WHAT IS EXPECTED -> Keep every line in which "Voreinstellung" occurs and drop the rest of the data.

EXTRACTED INFORMATION ->
****
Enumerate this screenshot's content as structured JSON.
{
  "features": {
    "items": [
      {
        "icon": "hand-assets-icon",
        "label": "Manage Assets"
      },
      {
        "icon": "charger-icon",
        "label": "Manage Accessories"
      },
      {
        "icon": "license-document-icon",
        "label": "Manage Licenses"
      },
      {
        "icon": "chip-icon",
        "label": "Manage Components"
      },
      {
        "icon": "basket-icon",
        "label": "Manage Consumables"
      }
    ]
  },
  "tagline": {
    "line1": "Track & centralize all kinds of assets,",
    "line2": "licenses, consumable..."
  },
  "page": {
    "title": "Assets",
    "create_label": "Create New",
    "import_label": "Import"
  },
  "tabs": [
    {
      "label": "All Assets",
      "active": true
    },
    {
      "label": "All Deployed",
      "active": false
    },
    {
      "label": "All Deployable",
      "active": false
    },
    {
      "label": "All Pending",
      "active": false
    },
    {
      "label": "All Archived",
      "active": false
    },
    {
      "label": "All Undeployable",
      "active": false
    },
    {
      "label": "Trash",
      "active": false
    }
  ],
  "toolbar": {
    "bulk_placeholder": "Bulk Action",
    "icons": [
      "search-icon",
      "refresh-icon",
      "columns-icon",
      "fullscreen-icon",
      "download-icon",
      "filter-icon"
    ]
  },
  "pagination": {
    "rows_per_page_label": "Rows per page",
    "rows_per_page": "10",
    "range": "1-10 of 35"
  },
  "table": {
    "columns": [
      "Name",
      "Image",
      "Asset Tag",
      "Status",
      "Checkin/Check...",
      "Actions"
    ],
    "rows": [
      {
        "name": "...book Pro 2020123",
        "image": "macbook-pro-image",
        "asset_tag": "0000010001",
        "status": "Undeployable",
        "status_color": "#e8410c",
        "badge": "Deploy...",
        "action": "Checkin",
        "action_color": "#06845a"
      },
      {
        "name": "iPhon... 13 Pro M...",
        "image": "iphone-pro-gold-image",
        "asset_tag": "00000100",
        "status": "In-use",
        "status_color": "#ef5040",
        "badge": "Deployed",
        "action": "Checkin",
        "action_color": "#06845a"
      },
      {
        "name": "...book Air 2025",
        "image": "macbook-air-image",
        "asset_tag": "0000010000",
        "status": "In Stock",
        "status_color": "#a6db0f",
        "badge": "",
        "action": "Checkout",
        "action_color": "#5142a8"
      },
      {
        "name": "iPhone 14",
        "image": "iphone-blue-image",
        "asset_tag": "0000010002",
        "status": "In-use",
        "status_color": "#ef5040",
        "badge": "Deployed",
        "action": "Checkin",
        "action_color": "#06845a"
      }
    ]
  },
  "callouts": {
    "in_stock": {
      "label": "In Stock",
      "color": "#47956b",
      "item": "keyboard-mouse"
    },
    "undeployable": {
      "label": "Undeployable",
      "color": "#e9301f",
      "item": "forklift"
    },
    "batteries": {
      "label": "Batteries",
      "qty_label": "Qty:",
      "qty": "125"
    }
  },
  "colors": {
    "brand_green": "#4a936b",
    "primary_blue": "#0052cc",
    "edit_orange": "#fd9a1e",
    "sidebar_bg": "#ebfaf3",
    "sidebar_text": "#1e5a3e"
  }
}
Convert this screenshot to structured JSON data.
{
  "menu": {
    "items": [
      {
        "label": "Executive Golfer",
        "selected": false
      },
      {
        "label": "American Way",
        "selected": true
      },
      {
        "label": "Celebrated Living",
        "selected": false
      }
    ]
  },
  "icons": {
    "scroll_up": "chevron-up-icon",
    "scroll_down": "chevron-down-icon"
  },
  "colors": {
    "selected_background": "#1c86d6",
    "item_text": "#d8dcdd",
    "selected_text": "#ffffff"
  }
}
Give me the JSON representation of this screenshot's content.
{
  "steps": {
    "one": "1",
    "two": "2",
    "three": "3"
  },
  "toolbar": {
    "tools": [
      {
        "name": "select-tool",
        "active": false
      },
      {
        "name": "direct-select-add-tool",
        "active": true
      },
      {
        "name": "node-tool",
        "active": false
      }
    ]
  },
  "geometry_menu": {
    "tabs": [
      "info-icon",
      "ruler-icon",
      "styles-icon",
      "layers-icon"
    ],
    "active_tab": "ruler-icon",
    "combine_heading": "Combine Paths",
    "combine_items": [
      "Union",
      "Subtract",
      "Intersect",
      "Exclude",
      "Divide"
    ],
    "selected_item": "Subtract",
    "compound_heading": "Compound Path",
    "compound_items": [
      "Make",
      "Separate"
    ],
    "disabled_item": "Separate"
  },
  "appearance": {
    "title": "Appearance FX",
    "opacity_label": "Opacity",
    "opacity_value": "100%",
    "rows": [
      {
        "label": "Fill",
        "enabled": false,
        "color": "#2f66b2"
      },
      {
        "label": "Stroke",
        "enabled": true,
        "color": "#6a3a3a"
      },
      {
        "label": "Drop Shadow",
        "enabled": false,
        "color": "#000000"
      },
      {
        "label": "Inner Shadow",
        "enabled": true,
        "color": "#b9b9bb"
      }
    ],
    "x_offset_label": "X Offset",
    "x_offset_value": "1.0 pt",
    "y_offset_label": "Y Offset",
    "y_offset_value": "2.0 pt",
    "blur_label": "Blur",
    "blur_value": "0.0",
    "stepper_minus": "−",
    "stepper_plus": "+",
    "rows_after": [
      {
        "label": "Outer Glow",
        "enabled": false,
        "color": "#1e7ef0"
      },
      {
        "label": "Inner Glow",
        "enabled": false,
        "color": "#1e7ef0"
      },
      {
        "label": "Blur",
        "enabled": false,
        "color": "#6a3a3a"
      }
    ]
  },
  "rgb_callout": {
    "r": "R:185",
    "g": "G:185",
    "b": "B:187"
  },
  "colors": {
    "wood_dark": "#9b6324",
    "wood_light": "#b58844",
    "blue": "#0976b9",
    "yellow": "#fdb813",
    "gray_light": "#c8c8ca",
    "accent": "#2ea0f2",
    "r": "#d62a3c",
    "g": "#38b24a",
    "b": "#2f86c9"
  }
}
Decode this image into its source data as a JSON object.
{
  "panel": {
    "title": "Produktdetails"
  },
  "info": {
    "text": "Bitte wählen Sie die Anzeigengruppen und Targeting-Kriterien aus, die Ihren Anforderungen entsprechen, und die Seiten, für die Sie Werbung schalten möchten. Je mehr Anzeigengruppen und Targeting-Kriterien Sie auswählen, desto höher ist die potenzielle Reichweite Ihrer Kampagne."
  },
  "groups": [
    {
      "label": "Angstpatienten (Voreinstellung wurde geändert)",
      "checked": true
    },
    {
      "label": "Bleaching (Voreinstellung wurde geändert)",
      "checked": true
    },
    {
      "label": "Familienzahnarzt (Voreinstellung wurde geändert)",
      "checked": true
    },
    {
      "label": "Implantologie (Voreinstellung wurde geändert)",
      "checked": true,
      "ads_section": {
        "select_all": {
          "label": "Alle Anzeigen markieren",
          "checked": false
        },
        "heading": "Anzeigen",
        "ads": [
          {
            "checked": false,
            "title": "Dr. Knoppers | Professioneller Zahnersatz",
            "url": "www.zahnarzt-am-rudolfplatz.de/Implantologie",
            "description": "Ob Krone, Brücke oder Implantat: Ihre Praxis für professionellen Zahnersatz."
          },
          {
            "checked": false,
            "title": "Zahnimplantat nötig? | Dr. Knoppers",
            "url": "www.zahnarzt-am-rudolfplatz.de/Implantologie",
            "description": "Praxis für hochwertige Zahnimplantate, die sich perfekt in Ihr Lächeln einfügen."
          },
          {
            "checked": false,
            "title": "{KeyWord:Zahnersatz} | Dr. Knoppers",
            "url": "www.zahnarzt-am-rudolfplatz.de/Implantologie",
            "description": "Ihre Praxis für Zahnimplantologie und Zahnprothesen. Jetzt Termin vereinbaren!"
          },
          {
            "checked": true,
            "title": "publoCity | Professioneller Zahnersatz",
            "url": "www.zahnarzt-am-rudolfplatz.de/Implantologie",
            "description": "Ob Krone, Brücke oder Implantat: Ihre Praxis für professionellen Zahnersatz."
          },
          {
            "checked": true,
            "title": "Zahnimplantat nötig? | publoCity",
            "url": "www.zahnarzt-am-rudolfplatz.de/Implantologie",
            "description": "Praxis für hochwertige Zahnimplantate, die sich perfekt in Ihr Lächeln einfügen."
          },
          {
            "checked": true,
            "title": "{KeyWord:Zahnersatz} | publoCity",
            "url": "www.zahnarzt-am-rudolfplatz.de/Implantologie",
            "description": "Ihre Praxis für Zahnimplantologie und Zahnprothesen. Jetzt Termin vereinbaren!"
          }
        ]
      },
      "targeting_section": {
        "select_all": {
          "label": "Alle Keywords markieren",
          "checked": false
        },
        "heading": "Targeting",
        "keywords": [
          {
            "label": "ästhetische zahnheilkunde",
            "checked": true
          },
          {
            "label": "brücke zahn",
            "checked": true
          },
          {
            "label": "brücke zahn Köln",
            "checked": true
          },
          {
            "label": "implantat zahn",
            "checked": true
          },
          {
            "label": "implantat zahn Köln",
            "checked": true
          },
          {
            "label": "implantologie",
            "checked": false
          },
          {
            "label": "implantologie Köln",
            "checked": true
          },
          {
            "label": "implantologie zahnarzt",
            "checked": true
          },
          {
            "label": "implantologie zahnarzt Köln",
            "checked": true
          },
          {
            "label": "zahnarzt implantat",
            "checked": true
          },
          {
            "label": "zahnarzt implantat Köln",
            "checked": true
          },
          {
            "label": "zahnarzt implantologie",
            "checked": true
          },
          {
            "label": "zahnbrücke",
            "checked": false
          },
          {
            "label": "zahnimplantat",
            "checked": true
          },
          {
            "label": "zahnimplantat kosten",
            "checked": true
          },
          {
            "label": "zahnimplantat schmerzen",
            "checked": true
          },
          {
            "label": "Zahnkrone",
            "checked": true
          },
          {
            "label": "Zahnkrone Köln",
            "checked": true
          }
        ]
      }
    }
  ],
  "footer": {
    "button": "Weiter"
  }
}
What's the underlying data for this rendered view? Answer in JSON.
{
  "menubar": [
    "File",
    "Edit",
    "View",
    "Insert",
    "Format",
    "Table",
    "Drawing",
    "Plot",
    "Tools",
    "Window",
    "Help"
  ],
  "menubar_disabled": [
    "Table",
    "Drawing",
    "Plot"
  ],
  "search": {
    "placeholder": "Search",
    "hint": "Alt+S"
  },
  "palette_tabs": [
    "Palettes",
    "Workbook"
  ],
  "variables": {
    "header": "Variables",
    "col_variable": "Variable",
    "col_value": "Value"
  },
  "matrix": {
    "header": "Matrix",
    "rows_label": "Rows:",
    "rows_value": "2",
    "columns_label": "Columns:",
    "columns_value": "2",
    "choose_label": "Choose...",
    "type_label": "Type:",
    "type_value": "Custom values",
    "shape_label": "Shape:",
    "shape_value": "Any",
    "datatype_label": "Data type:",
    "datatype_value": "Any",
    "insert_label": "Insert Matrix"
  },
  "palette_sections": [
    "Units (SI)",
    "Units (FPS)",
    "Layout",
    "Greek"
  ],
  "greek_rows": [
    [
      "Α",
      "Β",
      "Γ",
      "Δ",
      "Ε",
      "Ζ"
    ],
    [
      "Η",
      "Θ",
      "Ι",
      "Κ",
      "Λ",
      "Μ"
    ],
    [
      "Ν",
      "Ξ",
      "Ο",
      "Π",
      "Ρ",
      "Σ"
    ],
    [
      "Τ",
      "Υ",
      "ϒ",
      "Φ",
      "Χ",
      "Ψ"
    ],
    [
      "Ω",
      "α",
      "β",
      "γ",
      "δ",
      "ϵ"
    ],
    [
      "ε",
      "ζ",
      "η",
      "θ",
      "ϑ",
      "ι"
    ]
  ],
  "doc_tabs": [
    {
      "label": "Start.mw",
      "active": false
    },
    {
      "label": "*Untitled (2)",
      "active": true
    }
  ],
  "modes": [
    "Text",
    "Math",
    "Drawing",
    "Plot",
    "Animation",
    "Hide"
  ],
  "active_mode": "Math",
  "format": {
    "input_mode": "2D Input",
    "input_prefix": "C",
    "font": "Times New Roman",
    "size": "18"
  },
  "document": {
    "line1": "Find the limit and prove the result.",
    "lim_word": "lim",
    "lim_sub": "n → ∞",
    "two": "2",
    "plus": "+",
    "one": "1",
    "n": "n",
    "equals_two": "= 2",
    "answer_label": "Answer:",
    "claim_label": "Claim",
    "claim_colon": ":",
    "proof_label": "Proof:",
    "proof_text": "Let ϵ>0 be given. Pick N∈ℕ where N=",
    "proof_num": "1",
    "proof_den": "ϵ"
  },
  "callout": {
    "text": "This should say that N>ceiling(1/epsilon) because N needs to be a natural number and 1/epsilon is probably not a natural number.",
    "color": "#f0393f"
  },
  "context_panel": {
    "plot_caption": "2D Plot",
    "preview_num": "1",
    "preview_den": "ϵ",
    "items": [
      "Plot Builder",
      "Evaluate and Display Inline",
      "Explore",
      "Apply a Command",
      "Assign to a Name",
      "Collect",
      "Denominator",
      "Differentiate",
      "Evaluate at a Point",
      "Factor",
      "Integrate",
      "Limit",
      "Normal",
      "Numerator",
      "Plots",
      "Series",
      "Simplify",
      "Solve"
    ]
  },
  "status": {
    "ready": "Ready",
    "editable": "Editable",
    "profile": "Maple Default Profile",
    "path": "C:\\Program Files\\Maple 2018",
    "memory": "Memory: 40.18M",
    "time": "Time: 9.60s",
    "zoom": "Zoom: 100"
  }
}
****
TASK RESPONSE ->
      "label": "Angstpatienten (Voreinstellung wurde geändert)",
      "label": "Bleaching (Voreinstellung wurde geändert)",
      "label": "Familienzahnarzt (Voreinstellung wurde geändert)",
      "label": "Implantologie (Voreinstellung wurde geändert)",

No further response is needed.